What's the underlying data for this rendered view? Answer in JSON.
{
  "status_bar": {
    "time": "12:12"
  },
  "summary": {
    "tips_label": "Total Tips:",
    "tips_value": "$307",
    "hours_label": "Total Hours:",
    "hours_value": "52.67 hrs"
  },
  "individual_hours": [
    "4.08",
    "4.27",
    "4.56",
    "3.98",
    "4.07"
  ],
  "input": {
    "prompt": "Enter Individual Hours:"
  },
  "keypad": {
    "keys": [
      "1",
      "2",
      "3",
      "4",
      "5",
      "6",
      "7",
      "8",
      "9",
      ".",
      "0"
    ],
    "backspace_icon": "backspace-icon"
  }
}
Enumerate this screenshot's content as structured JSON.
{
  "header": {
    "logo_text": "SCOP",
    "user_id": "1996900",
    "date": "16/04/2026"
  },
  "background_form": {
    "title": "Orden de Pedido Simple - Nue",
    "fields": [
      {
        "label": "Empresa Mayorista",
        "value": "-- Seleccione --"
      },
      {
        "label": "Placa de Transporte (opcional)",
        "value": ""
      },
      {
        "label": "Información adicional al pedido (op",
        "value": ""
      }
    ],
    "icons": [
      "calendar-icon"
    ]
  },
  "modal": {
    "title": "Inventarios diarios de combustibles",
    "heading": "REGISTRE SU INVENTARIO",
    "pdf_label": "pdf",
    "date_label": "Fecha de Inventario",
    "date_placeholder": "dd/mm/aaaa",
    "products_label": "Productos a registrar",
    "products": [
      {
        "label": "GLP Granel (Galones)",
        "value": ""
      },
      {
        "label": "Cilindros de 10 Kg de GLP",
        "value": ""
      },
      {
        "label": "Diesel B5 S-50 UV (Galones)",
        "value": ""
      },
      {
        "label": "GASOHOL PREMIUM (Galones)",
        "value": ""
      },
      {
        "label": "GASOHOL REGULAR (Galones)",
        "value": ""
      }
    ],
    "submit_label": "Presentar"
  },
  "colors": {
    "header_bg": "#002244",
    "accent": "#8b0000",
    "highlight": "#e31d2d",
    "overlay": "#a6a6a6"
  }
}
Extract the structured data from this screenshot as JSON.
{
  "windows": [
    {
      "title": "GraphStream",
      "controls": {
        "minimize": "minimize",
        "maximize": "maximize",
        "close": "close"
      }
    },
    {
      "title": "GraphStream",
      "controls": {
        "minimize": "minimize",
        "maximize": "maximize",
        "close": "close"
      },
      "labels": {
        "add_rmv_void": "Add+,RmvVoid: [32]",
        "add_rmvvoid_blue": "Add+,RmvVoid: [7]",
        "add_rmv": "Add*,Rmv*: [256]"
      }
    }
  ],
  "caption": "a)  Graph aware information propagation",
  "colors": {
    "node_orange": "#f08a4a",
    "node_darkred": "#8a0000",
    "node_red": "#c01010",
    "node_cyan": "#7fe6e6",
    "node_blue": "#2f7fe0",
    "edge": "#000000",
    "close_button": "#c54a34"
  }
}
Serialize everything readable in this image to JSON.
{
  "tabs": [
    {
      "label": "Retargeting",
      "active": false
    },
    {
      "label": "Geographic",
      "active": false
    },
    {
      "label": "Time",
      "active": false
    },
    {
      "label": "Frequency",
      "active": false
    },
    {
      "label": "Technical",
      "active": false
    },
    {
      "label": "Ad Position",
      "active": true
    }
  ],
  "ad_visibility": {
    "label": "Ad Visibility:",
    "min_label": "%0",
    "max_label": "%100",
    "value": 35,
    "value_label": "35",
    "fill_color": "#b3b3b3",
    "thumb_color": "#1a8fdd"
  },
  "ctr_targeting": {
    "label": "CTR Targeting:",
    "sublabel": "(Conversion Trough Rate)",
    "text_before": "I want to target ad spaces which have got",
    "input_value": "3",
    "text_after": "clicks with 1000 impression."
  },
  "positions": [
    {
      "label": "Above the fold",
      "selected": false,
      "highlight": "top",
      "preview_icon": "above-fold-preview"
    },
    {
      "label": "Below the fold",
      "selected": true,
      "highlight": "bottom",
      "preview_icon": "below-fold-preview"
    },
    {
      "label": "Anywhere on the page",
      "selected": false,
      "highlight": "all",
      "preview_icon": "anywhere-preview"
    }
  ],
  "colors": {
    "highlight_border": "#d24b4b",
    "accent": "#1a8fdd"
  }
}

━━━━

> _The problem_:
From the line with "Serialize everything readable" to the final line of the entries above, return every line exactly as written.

> _Expected output_:
Serialize everything readable in this image to JSON.
{
  "tabs": [
    {
      "label": "Retargeting",
      "active": false
    },
    {
      "label": "Geographic",
      "active": false
    },
    {
      "label": "Time",
      "active": false
    },
    {
      "label": "Frequency",
      "active": false
    },
    {
      "label": "Technical",
      "active": false
    },
    {
      "label": "Ad Position",
      "active": true
    }
  ],
  "ad_visibility": {
    "label": "Ad Visibility:",
    "min_label": "%0",
    "max_label": "%100",
    "value": 35,
    "value_label": "35",
    "fill_color": "#b3b3b3",
    "thumb_color": "#1a8fdd"
  },
  "ctr_targeting": {
    "label": "CTR Targeting:",
    "sublabel": "(Conversion Trough Rate)",
    "text_before": "I want to target ad spaces which have got",
    "input_value": "3",
    "text_after": "clicks with 1000 impression."
  },
  "positions": [
    {
      "label": "Above the fold",
      "selected": false,
      "highlight": "top",
      "preview_icon": "above-fold-preview"
    },
    {
      "label": "Below the fold",
      "selected": true,
      "highlight": "bottom",
      "preview_icon": "below-fold-preview"
    },
    {
      "label": "Anywhere on the page",
      "selected": false,
      "highlight": "all",
      "preview_icon": "anywhere-preview"
    }
  ],
  "colors": {
    "highlight_border": "#d24b4b",
    "accent": "#1a8fdd"
  }
}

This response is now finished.